Extracted data Start Marker

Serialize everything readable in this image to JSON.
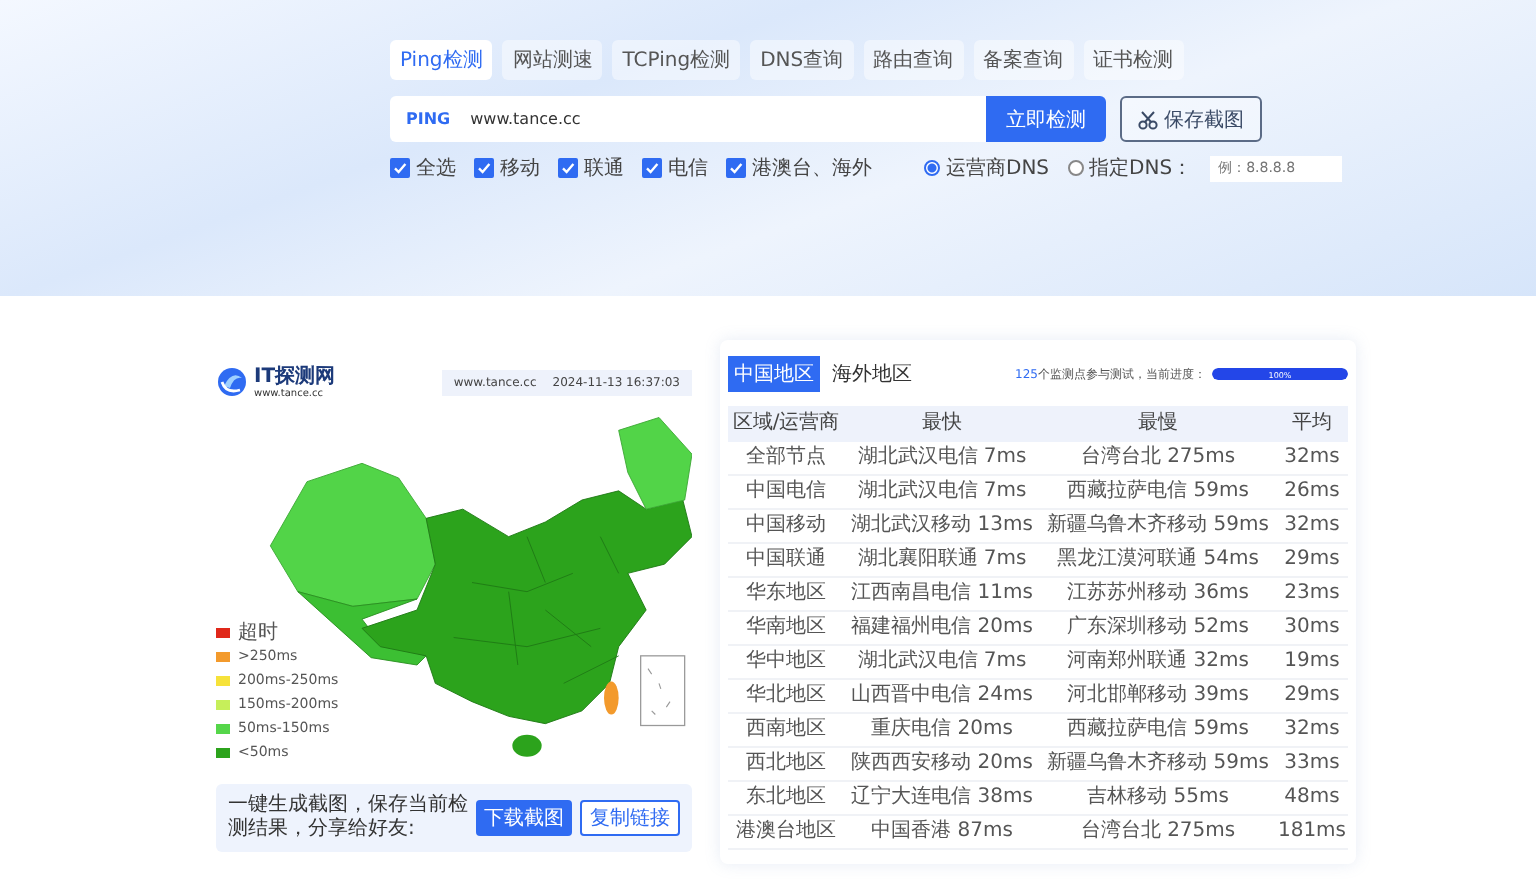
{
  "tool_tabs": [
    {
      "label": "Ping检测",
      "selected": true
    },
    {
      "label": "网站测速",
      "selected": false
    },
    {
      "label": "TCPing检测",
      "selected": false
    },
    {
      "label": "DNS查询",
      "selected": false
    },
    {
      "label": "路由查询",
      "selected": false
    },
    {
      "label": "备案查询",
      "selected": false
    },
    {
      "label": "证书检测",
      "selected": false
    }
  ],
  "search": {
    "prefix": "PING",
    "value": "www.tance.cc",
    "submit": "立即检测",
    "save": "保存截图"
  },
  "filters": [
    {
      "label": "全选",
      "checked": true
    },
    {
      "label": "移动",
      "checked": true
    },
    {
      "label": "联通",
      "checked": true
    },
    {
      "label": "电信",
      "checked": true
    },
    {
      "label": "港澳台、海外",
      "checked": true
    }
  ],
  "dns": {
    "options": [
      {
        "label": "运营商DNS",
        "selected": true
      },
      {
        "label": "指定DNS：",
        "selected": false
      }
    ],
    "placeholder": "例：8.8.8.8"
  },
  "map_card": {
    "logo": "IT探测网",
    "logo_url": "www.tance.cc",
    "site": "www.tance.cc",
    "timestamp": "2024-11-13 16:37:03",
    "legend": [
      {
        "label": "超时",
        "color": "#e0281a"
      },
      {
        "label": ">250ms",
        "color": "#f39a2c"
      },
      {
        "label": "200ms-250ms",
        "color": "#f6e23a"
      },
      {
        "label": "150ms-200ms",
        "color": "#c6ef5a"
      },
      {
        "label": "50ms-150ms",
        "color": "#55d64a"
      },
      {
        "label": "<50ms",
        "color": "#2ca31c"
      }
    ],
    "share": {
      "text": "一键生成截图，保存当前检测结果，分享给好友:",
      "buttons": [
        {
          "label": "下载截图",
          "kind": "primary"
        },
        {
          "label": "复制链接",
          "kind": "outline"
        }
      ]
    }
  },
  "results": {
    "region_tabs": [
      {
        "label": "中国地区",
        "selected": true
      },
      {
        "label": "海外地区",
        "selected": false
      }
    ],
    "count": "125",
    "progress_text": "个监测点参与测试，当前进度：",
    "progress": {
      "level": 1,
      "label": "100%"
    },
    "columns": [
      "区域/运营商",
      "最快",
      "最慢",
      "平均"
    ],
    "rows": [
      [
        "全部节点",
        "湖北武汉电信 7ms",
        "台湾台北 275ms",
        "32ms"
      ],
      [
        "中国电信",
        "湖北武汉电信 7ms",
        "西藏拉萨电信 59ms",
        "26ms"
      ],
      [
        "中国移动",
        "湖北武汉移动 13ms",
        "新疆乌鲁木齐移动 59ms",
        "32ms"
      ],
      [
        "中国联通",
        "湖北襄阳联通 7ms",
        "黑龙江漠河联通 54ms",
        "29ms"
      ],
      [
        "华东地区",
        "江西南昌电信 11ms",
        "江苏苏州移动 36ms",
        "23ms"
      ],
      [
        "华南地区",
        "福建福州电信 20ms",
        "广东深圳移动 52ms",
        "30ms"
      ],
      [
        "华中地区",
        "湖北武汉电信 7ms",
        "河南郑州联通 32ms",
        "19ms"
      ],
      [
        "华北地区",
        "山西晋中电信 24ms",
        "河北邯郸移动 39ms",
        "29ms"
      ],
      [
        "西南地区",
        "重庆电信 20ms",
        "西藏拉萨电信 59ms",
        "32ms"
      ],
      [
        "西北地区",
        "陕西西安移动 20ms",
        "新疆乌鲁木齐移动 59ms",
        "33ms"
      ],
      [
        "东北地区",
        "辽宁大连电信 38ms",
        "吉林移动 55ms",
        "48ms"
      ],
      [
        "港澳台地区",
        "中国香港 87ms",
        "台湾台北 275ms",
        "181ms"
      ]
    ]
  }
}
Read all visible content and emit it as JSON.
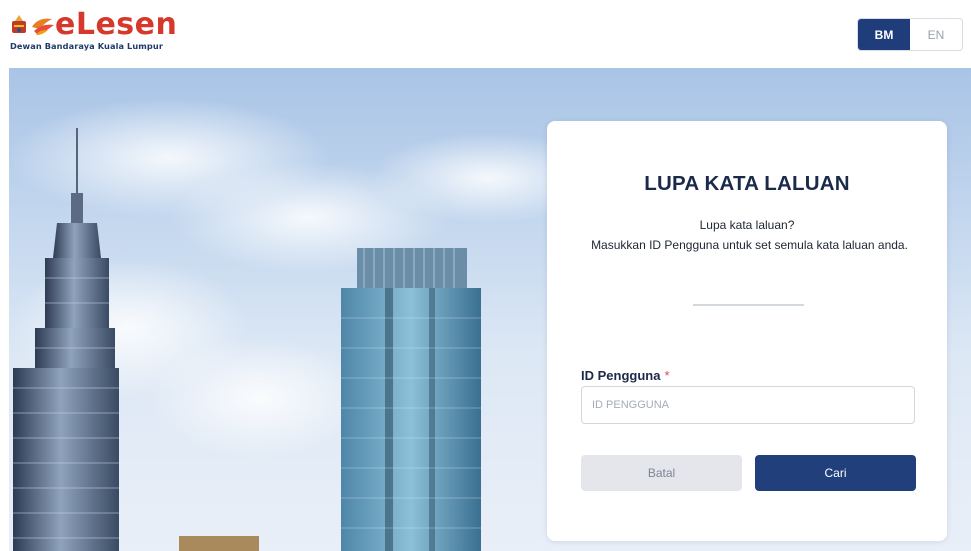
{
  "header": {
    "logo_word": "eLesen",
    "logo_tagline": "Dewan Bandaraya Kuala Lumpur",
    "lang": {
      "bm": "BM",
      "en": "EN",
      "active": "BM"
    }
  },
  "card": {
    "title": "LUPA KATA LALUAN",
    "subtitle_line1": "Lupa kata laluan?",
    "subtitle_line2": "Masukkan ID Pengguna untuk set semula kata laluan anda.",
    "field": {
      "label": "ID Pengguna",
      "required_mark": "*",
      "placeholder": "ID PENGGUNA",
      "value": ""
    },
    "cancel_label": "Batal",
    "search_label": "Cari"
  },
  "colors": {
    "brand_primary": "#213f7b",
    "logo_red": "#d6392c",
    "required": "#e0475c"
  }
}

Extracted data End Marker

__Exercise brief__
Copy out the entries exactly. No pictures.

__Task response__
Serialize everything readable in this image to JSON.
{
  "tool_tabs": [
    {
      "label": "Ping检测",
      "selected": true
    },
    {
      "label": "网站测速",
      "selected": false
    },
    {
      "label": "TCPing检测",
      "selected": false
    },
    {
      "label": "DNS查询",
      "selected": false
    },
    {
      "label": "路由查询",
      "selected": false
    },
    {
      "label": "备案查询",
      "selected": false
    },
    {
      "label": "证书检测",
      "selected": false
    }
  ],
  "search": {
    "prefix": "PING",
    "value": "www.tance.cc",
    "submit": "立即检测",
    "save": "保存截图"
  },
  "filters": [
    {
      "label": "全选",
      "checked": true
    },
    {
      "label": "移动",
      "checked": true
    },
    {
      "label": "联通",
      "checked": true
    },
    {
      "label": "电信",
      "checked": true
    },
    {
      "label": "港澳台、海外",
      "checked": true
    }
  ],
  "dns": {
    "options": [
      {
        "label": "运营商DNS",
        "selected": true
      },
      {
        "label": "指定DNS：",
        "selected": false
      }
    ],
    "placeholder": "例：8.8.8.8"
  },
  "map_card": {
    "logo": "IT探测网",
    "logo_url": "www.tance.cc",
    "site": "www.tance.cc",
    "timestamp": "2024-11-13 16:37:03",
    "legend": [
      {
        "label": "超时",
        "color": "#e0281a"
      },
      {
        "label": ">250ms",
        "color": "#f39a2c"
      },
      {
        "label": "200ms-250ms",
        "color": "#f6e23a"
      },
      {
        "label": "150ms-200ms",
        "color": "#c6ef5a"
      },
      {
        "label": "50ms-150ms",
        "color": "#55d64a"
      },
      {
        "label": "<50ms",
        "color": "#2ca31c"
      }
    ],
    "share": {
      "text": "一键生成截图，保存当前检测结果，分享给好友:",
      "buttons": [
        {
          "label": "下载截图",
          "kind": "primary"
        },
        {
          "label": "复制链接",
          "kind": "outline"
        }
      ]
    }
  },
  "results": {
    "region_tabs": [
      {
        "label": "中国地区",
        "selected": true
      },
      {
        "label": "海外地区",
        "selected": false
      }
    ],
    "count": "125",
    "progress_text": "个监测点参与测试，当前进度：",
    "progress": {
      "level": 1,
      "label": "100%"
    },
    "columns": [
      "区域/运营商",
      "最快",
      "最慢",
      "平均"
    ],
    "rows": [
      [
        "全部节点",
        "湖北武汉电信 7ms",
        "台湾台北 275ms",
        "32ms"
      ],
      [
        "中国电信",
        "湖北武汉电信 7ms",
        "西藏拉萨电信 59ms",
        "26ms"
      ],
      [
        "中国移动",
        "湖北武汉移动 13ms",
        "新疆乌鲁木齐移动 59ms",
        "32ms"
      ],
      [
        "中国联通",
        "湖北襄阳联通 7ms",
        "黑龙江漠河联通 54ms",
        "29ms"
      ],
      [
        "华东地区",
        "江西南昌电信 11ms",
        "江苏苏州移动 36ms",
        "23ms"
      ],
      [
        "华南地区",
        "福建福州电信 20ms",
        "广东深圳移动 52ms",
        "30ms"
      ],
      [
        "华中地区",
        "湖北武汉电信 7ms",
        "河南郑州联通 32ms",
        "19ms"
      ],
      [
        "华北地区",
        "山西晋中电信 24ms",
        "河北邯郸移动 39ms",
        "29ms"
      ],
      [
        "西南地区",
        "重庆电信 20ms",
        "西藏拉萨电信 59ms",
        "32ms"
      ],
      [
        "西北地区",
        "陕西西安移动 20ms",
        "新疆乌鲁木齐移动 59ms",
        "33ms"
      ],
      [
        "东北地区",
        "辽宁大连电信 38ms",
        "吉林移动 55ms",
        "48ms"
      ],
      [
        "港澳台地区",
        "中国香港 87ms",
        "台湾台北 275ms",
        "181ms"
      ]
    ]
  }
}
Read all visible content and emit it as JSON.
{
  "header": {
    "logo_word": "eLesen",
    "logo_tagline": "Dewan Bandaraya Kuala Lumpur",
    "lang": {
      "bm": "BM",
      "en": "EN",
      "active": "BM"
    }
  },
  "card": {
    "title": "LUPA KATA LALUAN",
    "subtitle_line1": "Lupa kata laluan?",
    "subtitle_line2": "Masukkan ID Pengguna untuk set semula kata laluan anda.",
    "field": {
      "label": "ID Pengguna",
      "required_mark": "*",
      "placeholder": "ID PENGGUNA",
      "value": ""
    },
    "cancel_label": "Batal",
    "search_label": "Cari"
  },
  "colors": {
    "brand_primary": "#213f7b",
    "logo_red": "#d6392c",
    "required": "#e0475c"
  }
}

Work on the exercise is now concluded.